→ Task to carry out:
Find every line in the records that holds the string "label". Copy each one.

→ Input records:
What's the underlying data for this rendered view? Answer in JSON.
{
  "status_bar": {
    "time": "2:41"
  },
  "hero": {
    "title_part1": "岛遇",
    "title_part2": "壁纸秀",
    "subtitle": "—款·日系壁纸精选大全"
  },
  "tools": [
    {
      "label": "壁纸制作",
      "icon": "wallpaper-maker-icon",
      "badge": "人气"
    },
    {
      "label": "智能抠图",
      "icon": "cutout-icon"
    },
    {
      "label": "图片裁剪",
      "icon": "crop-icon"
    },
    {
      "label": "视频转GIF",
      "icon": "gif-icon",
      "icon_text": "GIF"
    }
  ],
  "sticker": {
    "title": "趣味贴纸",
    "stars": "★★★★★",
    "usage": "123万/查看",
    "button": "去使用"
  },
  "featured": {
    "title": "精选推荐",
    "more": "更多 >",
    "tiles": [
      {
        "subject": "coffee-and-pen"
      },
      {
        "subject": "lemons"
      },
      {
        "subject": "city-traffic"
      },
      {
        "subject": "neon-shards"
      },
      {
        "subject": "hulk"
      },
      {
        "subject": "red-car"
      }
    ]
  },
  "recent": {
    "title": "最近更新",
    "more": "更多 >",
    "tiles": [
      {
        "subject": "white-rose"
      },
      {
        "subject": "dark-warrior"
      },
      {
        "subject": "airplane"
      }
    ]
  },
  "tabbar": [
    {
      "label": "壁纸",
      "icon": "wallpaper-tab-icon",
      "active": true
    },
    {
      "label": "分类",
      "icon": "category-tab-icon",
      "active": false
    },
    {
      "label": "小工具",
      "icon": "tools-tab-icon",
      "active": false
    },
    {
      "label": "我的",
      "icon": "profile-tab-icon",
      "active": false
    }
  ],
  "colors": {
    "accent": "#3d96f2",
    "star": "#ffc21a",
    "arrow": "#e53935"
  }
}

→ The answer:
      "label": "壁纸制作",
      "label": "智能抠图",
      "label": "图片裁剪",
      "label": "视频转GIF",
      "label": "壁纸",
      "label": "分类",
      "label": "小工具",
      "label": "我的",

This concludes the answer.